Excerpted records:
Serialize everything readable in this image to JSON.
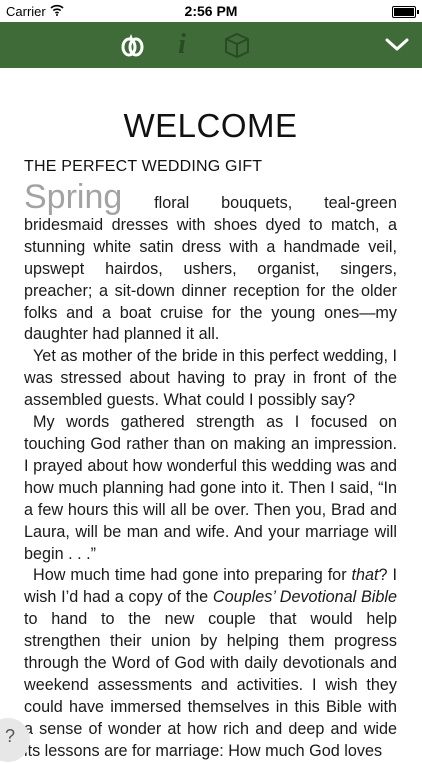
{
  "status_bar": {
    "carrier": "Carrier",
    "time": "2:56 PM"
  },
  "toolbar": {
    "icons": [
      "rings-icon",
      "info-icon",
      "box-icon",
      "chevron-down-icon"
    ],
    "info_glyph": "i",
    "accent_color": "#3e6b37"
  },
  "article": {
    "title": "WELCOME",
    "subtitle": "THE PERFECT WEDDING GIFT",
    "drop_word": "Spring",
    "p1_rest": " floral bouquets, teal-green bridesmaid dresses with shoes dyed to match, a stunning white satin dress with a handmade veil, upswept hairdos, ushers, organist, singers, preacher; a sit-down dinner reception for the older folks and a boat cruise for the young ones—my daughter had planned it all.",
    "p2": "Yet as mother of the bride in this perfect wedding, I was stressed about having to pray in front of the assembled guests. What could I possibly say?",
    "p3": "My words gathered strength as I focused on touching God rather than on making an impression. I prayed about how wonderful this wedding was and how much planning had gone into it. Then I said, “In a few hours this will all be over. Then you, Brad and Laura, will be man and wife. And your marriage will begin . . .”",
    "p4_a": "How much time had gone into preparing for ",
    "p4_em1": "that",
    "p4_b": "? I wish I’d had a copy of the ",
    "p4_em2": "Couples’ Devotional Bible",
    "p4_c": " to hand to the new couple that would help strengthen their union by helping them progress through the Word of God with daily devotionals and weekend assessments and activities. I wish they could have immersed themselves in this Bible with a sense of wonder at how rich and deep and wide its lessons are for marriage: How much God loves"
  },
  "help": {
    "glyph": "?"
  }
}
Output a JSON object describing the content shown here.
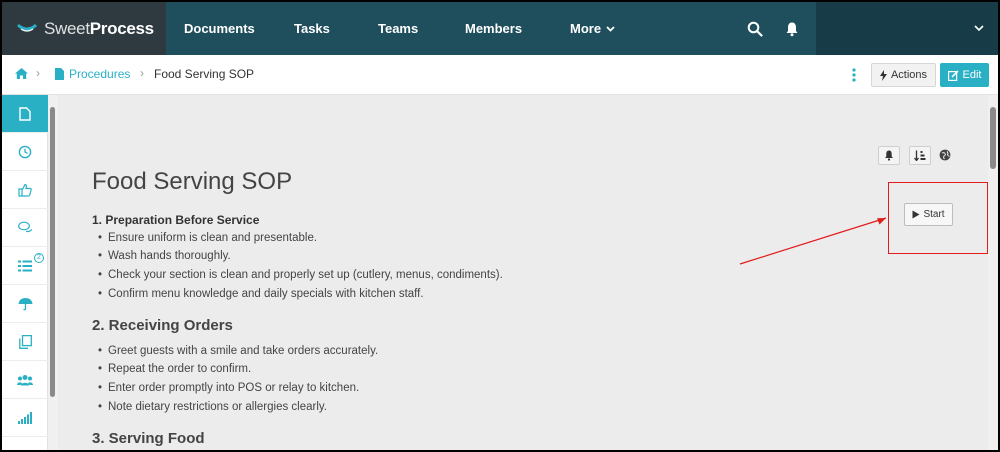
{
  "app": {
    "logo_sweet": "Sweet",
    "logo_process": "Process"
  },
  "topnav": {
    "items": [
      "Documents",
      "Tasks",
      "Teams",
      "Members",
      "More"
    ]
  },
  "breadcrumb": {
    "procedures": "Procedures",
    "current": "Food Serving SOP"
  },
  "toolbar": {
    "actions_label": "Actions",
    "edit_label": "Edit"
  },
  "rail": {
    "badge_count": "2",
    "icons": [
      "document-icon",
      "clock-icon",
      "thumbs-up-icon",
      "chat-icon",
      "checklist-icon",
      "umbrella-icon",
      "copy-icon",
      "team-icon",
      "chart-icon"
    ]
  },
  "doc": {
    "title": "Food Serving SOP",
    "start_label": "Start",
    "section1_title": "1. Preparation Before Service",
    "section1_items": [
      "Ensure uniform is clean and presentable.",
      "Wash hands thoroughly.",
      "Check your section is clean and properly set up (cutlery, menus, condiments).",
      "Confirm menu knowledge and daily specials with kitchen staff."
    ],
    "section2_title": "2. Receiving Orders",
    "section2_items": [
      "Greet guests with a smile and take orders accurately.",
      "Repeat the order to confirm.",
      "Enter order promptly into POS or relay to kitchen.",
      "Note dietary restrictions or allergies clearly."
    ],
    "section3_title": "3. Serving Food"
  },
  "colors": {
    "brand_teal": "#2ab0c5",
    "nav_bg": "#1f4f5d",
    "highlight_red": "#e31b1b"
  }
}
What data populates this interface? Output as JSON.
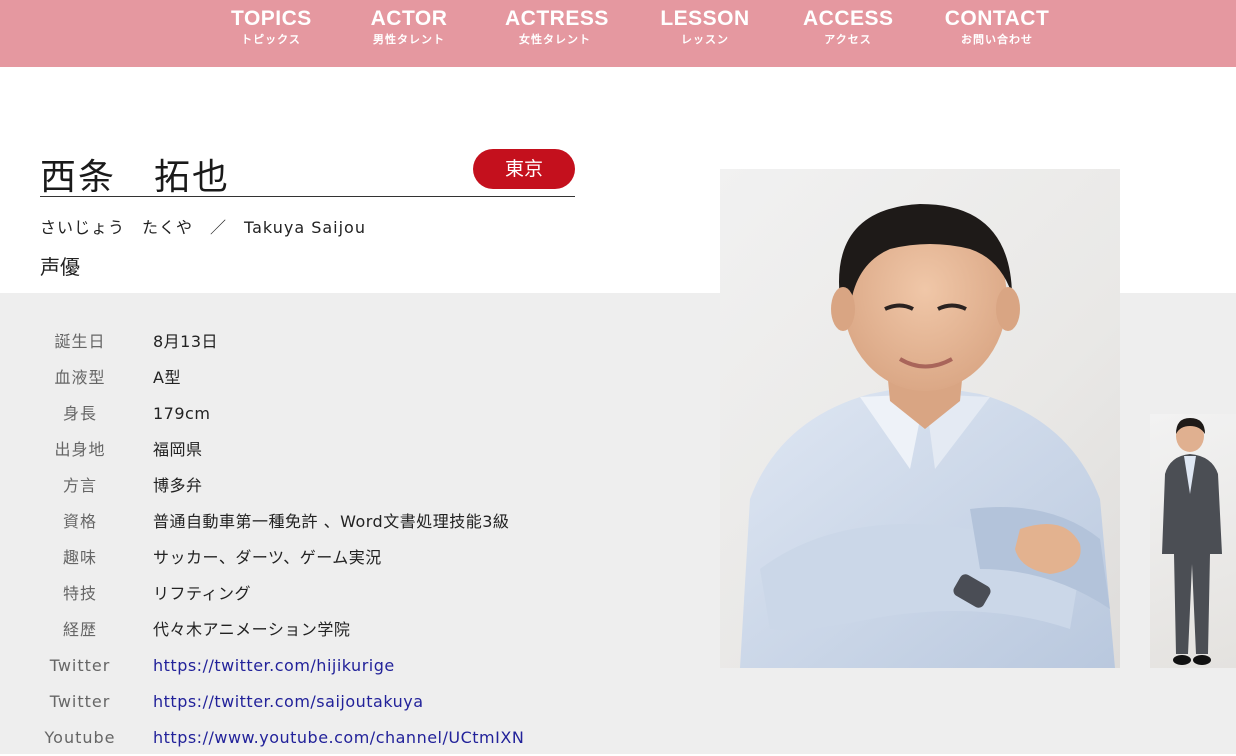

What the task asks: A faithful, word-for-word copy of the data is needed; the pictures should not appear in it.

Exercise solution:
Serialize everything readable in this image to JSON.
{
  "status_bar": {
    "carrier": "Carrier",
    "time": "2:56 PM"
  },
  "toolbar": {
    "icons": [
      "rings-icon",
      "info-icon",
      "box-icon",
      "chevron-down-icon"
    ],
    "info_glyph": "i",
    "accent_color": "#3e6b37"
  },
  "article": {
    "title": "WELCOME",
    "subtitle": "THE PERFECT WEDDING GIFT",
    "drop_word": "Spring",
    "p1_rest": " floral bouquets, teal-green bridesmaid dresses with shoes dyed to match, a stunning white satin dress with a handmade veil, upswept hairdos, ushers, organist, singers, preacher; a sit-down dinner reception for the older folks and a boat cruise for the young ones—my daughter had planned it all.",
    "p2": "Yet as mother of the bride in this perfect wedding, I was stressed about having to pray in front of the assembled guests. What could I possibly say?",
    "p3": "My words gathered strength as I focused on touching God rather than on making an impression. I prayed about how wonderful this wedding was and how much planning had gone into it. Then I said, “In a few hours this will all be over. Then you, Brad and Laura, will be man and wife. And your marriage will begin . . .”",
    "p4_a": "How much time had gone into preparing for ",
    "p4_em1": "that",
    "p4_b": "? I wish I’d had a copy of the ",
    "p4_em2": "Couples’ Devotional Bible",
    "p4_c": " to hand to the new couple that would help strengthen their union by helping them progress through the Word of God with daily devotionals and weekend assessments and activities. I wish they could have immersed themselves in this Bible with a sense of wonder at how rich and deep and wide its lessons are for marriage: How much God loves"
  },
  "help": {
    "glyph": "?"
  }
}
Output a JSON object describing the content shown here.
{
  "app": {
    "logo_sweet": "Sweet",
    "logo_process": "Process"
  },
  "topnav": {
    "items": [
      "Documents",
      "Tasks",
      "Teams",
      "Members",
      "More"
    ]
  },
  "breadcrumb": {
    "procedures": "Procedures",
    "current": "Food Serving SOP"
  },
  "toolbar": {
    "actions_label": "Actions",
    "edit_label": "Edit"
  },
  "rail": {
    "badge_count": "2",
    "icons": [
      "document-icon",
      "clock-icon",
      "thumbs-up-icon",
      "chat-icon",
      "checklist-icon",
      "umbrella-icon",
      "copy-icon",
      "team-icon",
      "chart-icon"
    ]
  },
  "doc": {
    "title": "Food Serving SOP",
    "start_label": "Start",
    "section1_title": "1. Preparation Before Service",
    "section1_items": [
      "Ensure uniform is clean and presentable.",
      "Wash hands thoroughly.",
      "Check your section is clean and properly set up (cutlery, menus, condiments).",
      "Confirm menu knowledge and daily specials with kitchen staff."
    ],
    "section2_title": "2. Receiving Orders",
    "section2_items": [
      "Greet guests with a smile and take orders accurately.",
      "Repeat the order to confirm.",
      "Enter order promptly into POS or relay to kitchen.",
      "Note dietary restrictions or allergies clearly."
    ],
    "section3_title": "3. Serving Food"
  },
  "colors": {
    "brand_teal": "#2ab0c5",
    "nav_bg": "#1f4f5d",
    "highlight_red": "#e31b1b"
  }
}
What data populates this interface? Output as JSON.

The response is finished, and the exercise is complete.